Activity
Your copy should match the records exactly, except that it contains no pictures.

Supplied material
════

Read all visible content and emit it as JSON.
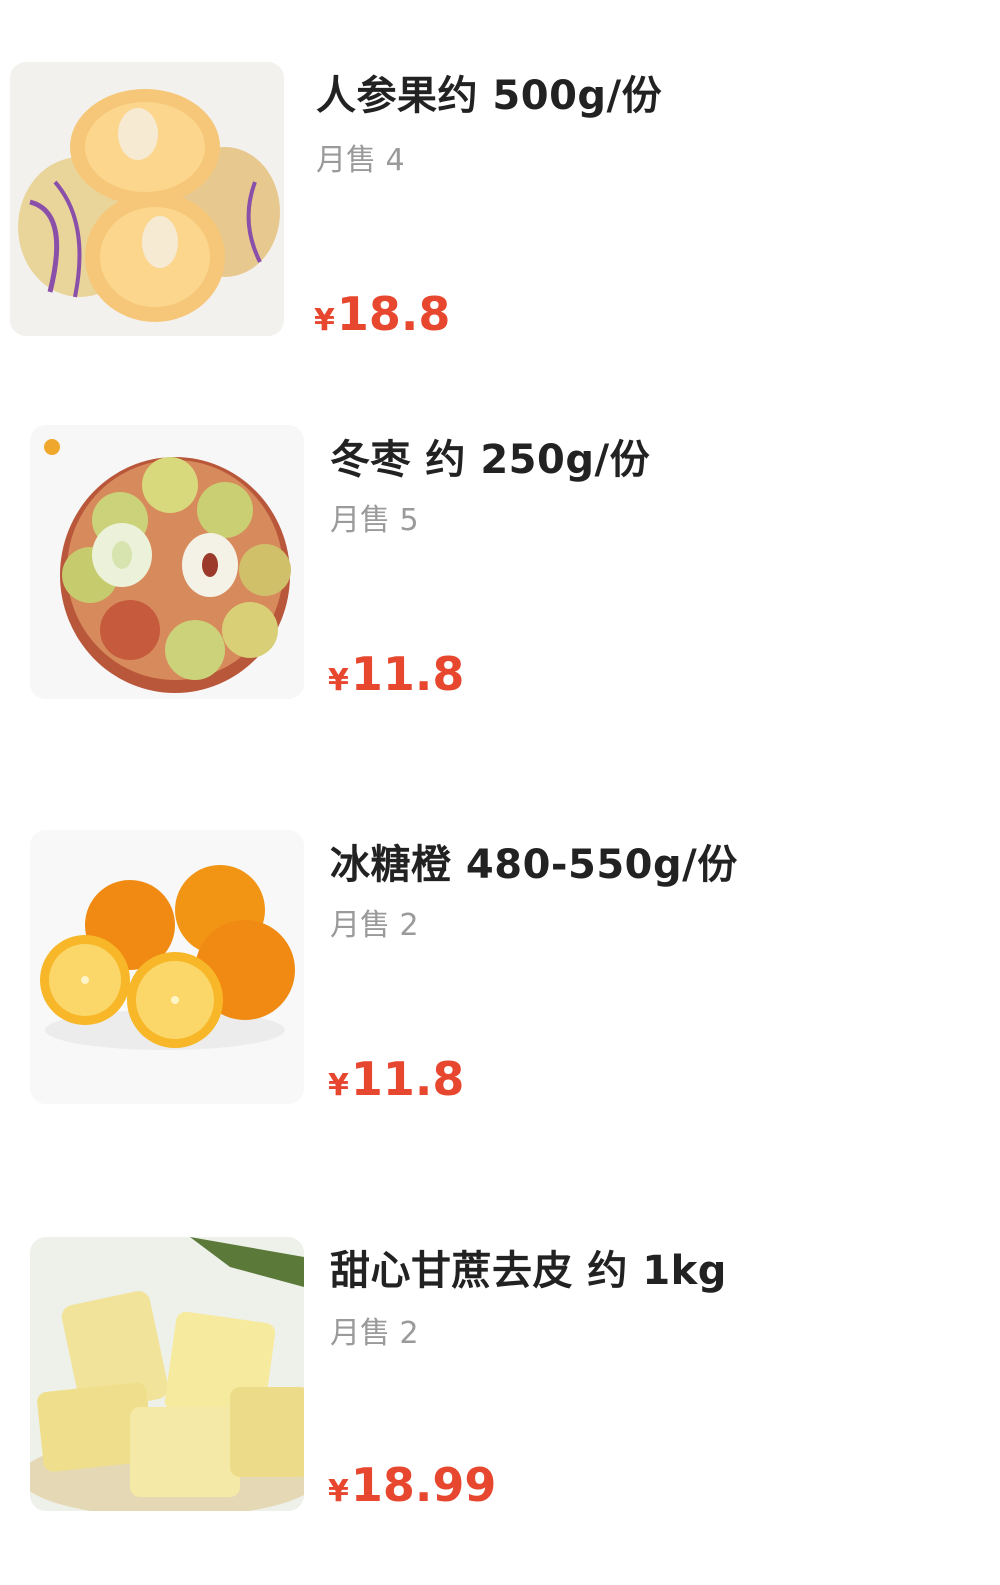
{
  "products": [
    {
      "name": "人参果约 500g/份",
      "sales": "月售 4",
      "currency": "¥",
      "price": "18.8",
      "image_icon": "pepino-melon-image"
    },
    {
      "name": "冬枣 约 250g/份",
      "sales": "月售 5",
      "currency": "¥",
      "price": "11.8",
      "image_icon": "winter-jujube-image"
    },
    {
      "name": "冰糖橙 480-550g/份",
      "sales": "月售 2",
      "currency": "¥",
      "price": "11.8",
      "image_icon": "orange-image"
    },
    {
      "name": "甜心甘蔗去皮 约 1kg",
      "sales": "月售 2",
      "currency": "¥",
      "price": "18.99",
      "image_icon": "peeled-sugarcane-image"
    }
  ],
  "colors": {
    "price": "#e8472f",
    "title": "#222222",
    "sales": "#9a9a9a"
  }
}
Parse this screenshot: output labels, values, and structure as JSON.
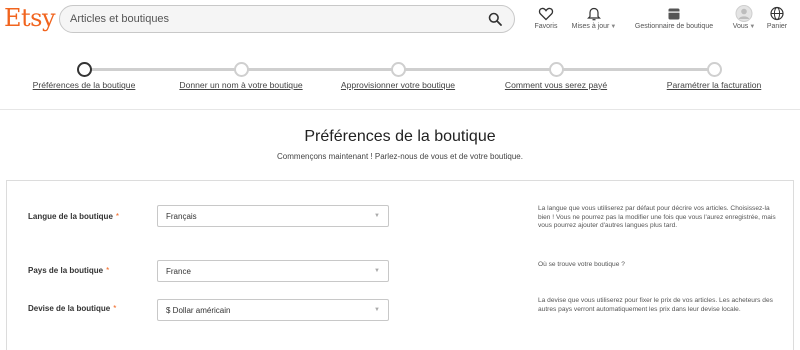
{
  "header": {
    "logo": "Etsy",
    "search_placeholder": "Articles et boutiques",
    "nav": [
      {
        "icon": "heart-icon",
        "label": "Favoris"
      },
      {
        "icon": "bell-icon",
        "label": "Mises à jour"
      },
      {
        "icon": "shop-icon",
        "label": "Gestionnaire de boutique"
      },
      {
        "icon": "avatar-icon",
        "label": "Vous"
      },
      {
        "icon": "globe-icon",
        "label": "Panier"
      }
    ]
  },
  "stepper": {
    "steps": [
      {
        "label": "Préférences de la boutique",
        "active": true
      },
      {
        "label": "Donner un nom à votre boutique",
        "active": false
      },
      {
        "label": "Approvisionner votre boutique",
        "active": false
      },
      {
        "label": "Comment vous serez payé",
        "active": false
      },
      {
        "label": "Paramétrer la facturation",
        "active": false
      }
    ]
  },
  "main": {
    "title": "Préférences de la boutique",
    "subtitle": "Commençons maintenant ! Parlez-nous de vous et de votre boutique.",
    "fields": [
      {
        "label": "Langue de la boutique",
        "required_mark": "*",
        "value": "Français",
        "help": "La langue que vous utiliserez par défaut pour décrire vos articles. Choisissez-la bien ! Vous ne pourrez pas la modifier une fois que vous l'aurez enregistrée, mais vous pourrez ajouter d'autres langues plus tard."
      },
      {
        "label": "Pays de la boutique",
        "required_mark": "*",
        "value": "France",
        "help": "Où se trouve votre boutique ?"
      },
      {
        "label": "Devise de la boutique",
        "required_mark": "*",
        "value": "$ Dollar américain",
        "help": "La devise que vous utiliserez pour fixer le prix de vos articles. Les acheteurs des autres pays verront automatiquement les prix dans leur devise locale."
      }
    ]
  },
  "colors": {
    "brand": "#f1641e",
    "required": "#f1641e",
    "step_active": "#333333",
    "step_inactive": "#cfcfcf"
  }
}
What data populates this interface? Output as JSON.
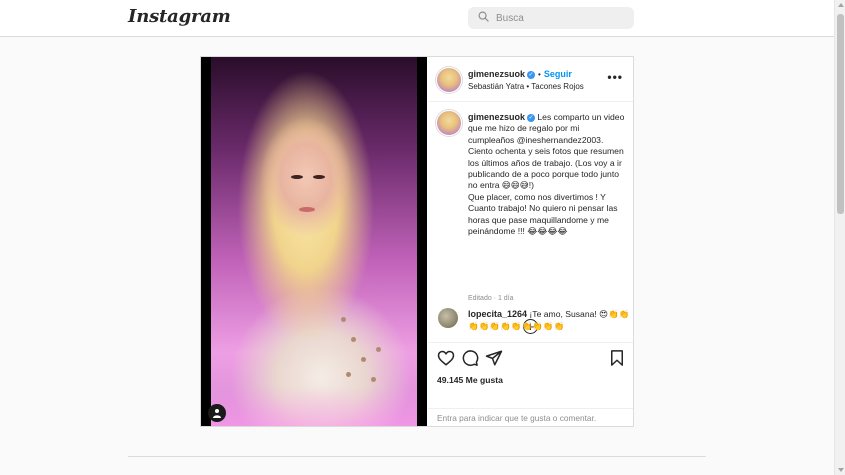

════

Solution
Read all visible content and emit it as JSON.
{
  "products": [
    {
      "name": "人参果约 500g/份",
      "sales": "月售 4",
      "currency": "¥",
      "price": "18.8",
      "image_icon": "pepino-melon-image"
    },
    {
      "name": "冬枣 约 250g/份",
      "sales": "月售 5",
      "currency": "¥",
      "price": "11.8",
      "image_icon": "winter-jujube-image"
    },
    {
      "name": "冰糖橙 480-550g/份",
      "sales": "月售 2",
      "currency": "¥",
      "price": "11.8",
      "image_icon": "orange-image"
    },
    {
      "name": "甜心甘蔗去皮 约 1kg",
      "sales": "月售 2",
      "currency": "¥",
      "price": "18.99",
      "image_icon": "peeled-sugarcane-image"
    }
  ],
  "colors": {
    "price": "#e8472f",
    "title": "#222222",
    "sales": "#9a9a9a"
  }
}
Parse this screenshot: output labels, values, and structure as JSON.
{
  "header": {
    "logo": "Etsy",
    "search_placeholder": "Articles et boutiques",
    "nav": [
      {
        "icon": "heart-icon",
        "label": "Favoris"
      },
      {
        "icon": "bell-icon",
        "label": "Mises à jour"
      },
      {
        "icon": "shop-icon",
        "label": "Gestionnaire de boutique"
      },
      {
        "icon": "avatar-icon",
        "label": "Vous"
      },
      {
        "icon": "globe-icon",
        "label": "Panier"
      }
    ]
  },
  "stepper": {
    "steps": [
      {
        "label": "Préférences de la boutique",
        "active": true
      },
      {
        "label": "Donner un nom à votre boutique",
        "active": false
      },
      {
        "label": "Approvisionner votre boutique",
        "active": false
      },
      {
        "label": "Comment vous serez payé",
        "active": false
      },
      {
        "label": "Paramétrer la facturation",
        "active": false
      }
    ]
  },
  "main": {
    "title": "Préférences de la boutique",
    "subtitle": "Commençons maintenant ! Parlez-nous de vous et de votre boutique.",
    "fields": [
      {
        "label": "Langue de la boutique",
        "required_mark": "*",
        "value": "Français",
        "help": "La langue que vous utiliserez par défaut pour décrire vos articles. Choisissez-la bien ! Vous ne pourrez pas la modifier une fois que vous l'aurez enregistrée, mais vous pourrez ajouter d'autres langues plus tard."
      },
      {
        "label": "Pays de la boutique",
        "required_mark": "*",
        "value": "France",
        "help": "Où se trouve votre boutique ?"
      },
      {
        "label": "Devise de la boutique",
        "required_mark": "*",
        "value": "$ Dollar américain",
        "help": "La devise que vous utiliserez pour fixer le prix de vos articles. Les acheteurs des autres pays verront automatiquement les prix dans leur devise locale."
      }
    ]
  },
  "colors": {
    "brand": "#f1641e",
    "required": "#f1641e",
    "step_active": "#333333",
    "step_inactive": "#cfcfcf"
  }
}
What data populates this interface? Output as JSON.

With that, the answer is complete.